◆ WHAT TO DO
Below are some records; write them all out again exactly.

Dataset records
▬▬▬▬▬▬▬▬▬▬

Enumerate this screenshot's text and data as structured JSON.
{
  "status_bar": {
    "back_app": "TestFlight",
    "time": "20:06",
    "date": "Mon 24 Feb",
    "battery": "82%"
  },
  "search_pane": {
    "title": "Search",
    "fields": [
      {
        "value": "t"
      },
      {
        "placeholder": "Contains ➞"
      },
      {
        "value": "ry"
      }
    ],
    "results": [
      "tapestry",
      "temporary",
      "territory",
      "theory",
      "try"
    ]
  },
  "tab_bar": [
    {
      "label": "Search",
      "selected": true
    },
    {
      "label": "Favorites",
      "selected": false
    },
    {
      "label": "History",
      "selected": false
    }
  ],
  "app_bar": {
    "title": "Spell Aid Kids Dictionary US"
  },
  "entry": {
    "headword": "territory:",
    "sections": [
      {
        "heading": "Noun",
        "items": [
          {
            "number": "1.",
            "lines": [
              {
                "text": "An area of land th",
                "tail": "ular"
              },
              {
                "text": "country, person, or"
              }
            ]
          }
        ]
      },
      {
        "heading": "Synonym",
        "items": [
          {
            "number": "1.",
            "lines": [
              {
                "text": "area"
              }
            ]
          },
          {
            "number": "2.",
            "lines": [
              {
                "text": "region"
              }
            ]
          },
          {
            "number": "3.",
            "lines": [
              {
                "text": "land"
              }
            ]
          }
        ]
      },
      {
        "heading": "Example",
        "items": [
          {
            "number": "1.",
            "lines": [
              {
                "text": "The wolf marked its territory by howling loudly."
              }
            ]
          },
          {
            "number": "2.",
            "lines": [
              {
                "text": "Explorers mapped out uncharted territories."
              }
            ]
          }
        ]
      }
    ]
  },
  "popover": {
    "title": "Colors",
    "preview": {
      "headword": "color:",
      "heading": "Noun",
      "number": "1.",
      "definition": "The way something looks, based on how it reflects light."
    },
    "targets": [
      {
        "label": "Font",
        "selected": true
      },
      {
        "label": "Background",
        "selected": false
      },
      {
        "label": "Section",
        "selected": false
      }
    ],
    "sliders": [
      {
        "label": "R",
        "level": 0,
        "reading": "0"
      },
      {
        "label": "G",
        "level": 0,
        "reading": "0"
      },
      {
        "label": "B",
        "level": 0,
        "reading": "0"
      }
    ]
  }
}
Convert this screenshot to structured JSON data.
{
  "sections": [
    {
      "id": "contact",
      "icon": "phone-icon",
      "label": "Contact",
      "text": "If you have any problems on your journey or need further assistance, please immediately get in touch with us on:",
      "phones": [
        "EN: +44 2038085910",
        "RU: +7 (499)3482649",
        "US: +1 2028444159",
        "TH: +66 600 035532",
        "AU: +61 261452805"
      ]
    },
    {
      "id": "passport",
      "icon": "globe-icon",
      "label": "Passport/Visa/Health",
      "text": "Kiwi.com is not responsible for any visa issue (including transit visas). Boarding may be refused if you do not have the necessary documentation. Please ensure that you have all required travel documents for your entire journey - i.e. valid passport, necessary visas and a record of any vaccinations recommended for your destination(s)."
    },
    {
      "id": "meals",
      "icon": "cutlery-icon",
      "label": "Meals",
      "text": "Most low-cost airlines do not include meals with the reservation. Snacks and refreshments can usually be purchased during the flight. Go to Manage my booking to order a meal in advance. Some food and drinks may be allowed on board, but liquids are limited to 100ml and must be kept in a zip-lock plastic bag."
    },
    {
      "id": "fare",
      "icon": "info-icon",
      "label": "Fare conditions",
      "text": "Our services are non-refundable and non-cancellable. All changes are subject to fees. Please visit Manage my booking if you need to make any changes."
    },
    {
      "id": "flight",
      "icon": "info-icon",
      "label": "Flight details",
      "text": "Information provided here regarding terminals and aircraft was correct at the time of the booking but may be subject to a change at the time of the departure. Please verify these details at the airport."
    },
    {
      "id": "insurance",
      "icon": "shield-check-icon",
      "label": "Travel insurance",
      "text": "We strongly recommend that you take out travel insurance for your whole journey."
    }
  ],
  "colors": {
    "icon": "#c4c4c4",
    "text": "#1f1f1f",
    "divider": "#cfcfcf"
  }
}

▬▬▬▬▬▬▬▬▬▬

◆ ANSWER SECTION
Enumerate this screenshot's text and data as structured JSON.
{
  "status_bar": {
    "back_app": "TestFlight",
    "time": "20:06",
    "date": "Mon 24 Feb",
    "battery": "82%"
  },
  "search_pane": {
    "title": "Search",
    "fields": [
      {
        "value": "t"
      },
      {
        "placeholder": "Contains ➞"
      },
      {
        "value": "ry"
      }
    ],
    "results": [
      "tapestry",
      "temporary",
      "territory",
      "theory",
      "try"
    ]
  },
  "tab_bar": [
    {
      "label": "Search",
      "selected": true
    },
    {
      "label": "Favorites",
      "selected": false
    },
    {
      "label": "History",
      "selected": false
    }
  ],
  "app_bar": {
    "title": "Spell Aid Kids Dictionary US"
  },
  "entry": {
    "headword": "territory:",
    "sections": [
      {
        "heading": "Noun",
        "items": [
          {
            "number": "1.",
            "lines": [
              {
                "text": "An area of land th",
                "tail": "ular"
              },
              {
                "text": "country, person, or"
              }
            ]
          }
        ]
      },
      {
        "heading": "Synonym",
        "items": [
          {
            "number": "1.",
            "lines": [
              {
                "text": "area"
              }
            ]
          },
          {
            "number": "2.",
            "lines": [
              {
                "text": "region"
              }
            ]
          },
          {
            "number": "3.",
            "lines": [
              {
                "text": "land"
              }
            ]
          }
        ]
      },
      {
        "heading": "Example",
        "items": [
          {
            "number": "1.",
            "lines": [
              {
                "text": "The wolf marked its territory by howling loudly."
              }
            ]
          },
          {
            "number": "2.",
            "lines": [
              {
                "text": "Explorers mapped out uncharted territories."
              }
            ]
          }
        ]
      }
    ]
  },
  "popover": {
    "title": "Colors",
    "preview": {
      "headword": "color:",
      "heading": "Noun",
      "number": "1.",
      "definition": "The way something looks, based on how it reflects light."
    },
    "targets": [
      {
        "label": "Font",
        "selected": true
      },
      {
        "label": "Background",
        "selected": false
      },
      {
        "label": "Section",
        "selected": false
      }
    ],
    "sliders": [
      {
        "label": "R",
        "level": 0,
        "reading": "0"
      },
      {
        "label": "G",
        "level": 0,
        "reading": "0"
      },
      {
        "label": "B",
        "level": 0,
        "reading": "0"
      }
    ]
  }
}
Convert this screenshot to structured JSON data.
{
  "sections": [
    {
      "id": "contact",
      "icon": "phone-icon",
      "label": "Contact",
      "text": "If you have any problems on your journey or need further assistance, please immediately get in touch with us on:",
      "phones": [
        "EN: +44 2038085910",
        "RU: +7 (499)3482649",
        "US: +1 2028444159",
        "TH: +66 600 035532",
        "AU: +61 261452805"
      ]
    },
    {
      "id": "passport",
      "icon": "globe-icon",
      "label": "Passport/Visa/Health",
      "text": "Kiwi.com is not responsible for any visa issue (including transit visas). Boarding may be refused if you do not have the necessary documentation. Please ensure that you have all required travel documents for your entire journey - i.e. valid passport, necessary visas and a record of any vaccinations recommended for your destination(s)."
    },
    {
      "id": "meals",
      "icon": "cutlery-icon",
      "label": "Meals",
      "text": "Most low-cost airlines do not include meals with the reservation. Snacks and refreshments can usually be purchased during the flight. Go to Manage my booking to order a meal in advance. Some food and drinks may be allowed on board, but liquids are limited to 100ml and must be kept in a zip-lock plastic bag."
    },
    {
      "id": "fare",
      "icon": "info-icon",
      "label": "Fare conditions",
      "text": "Our services are non-refundable and non-cancellable. All changes are subject to fees. Please visit Manage my booking if you need to make any changes."
    },
    {
      "id": "flight",
      "icon": "info-icon",
      "label": "Flight details",
      "text": "Information provided here regarding terminals and aircraft was correct at the time of the booking but may be subject to a change at the time of the departure. Please verify these details at the airport."
    },
    {
      "id": "insurance",
      "icon": "shield-check-icon",
      "label": "Travel insurance",
      "text": "We strongly recommend that you take out travel insurance for your whole journey."
    }
  ],
  "colors": {
    "icon": "#c4c4c4",
    "text": "#1f1f1f",
    "divider": "#cfcfcf"
  }
}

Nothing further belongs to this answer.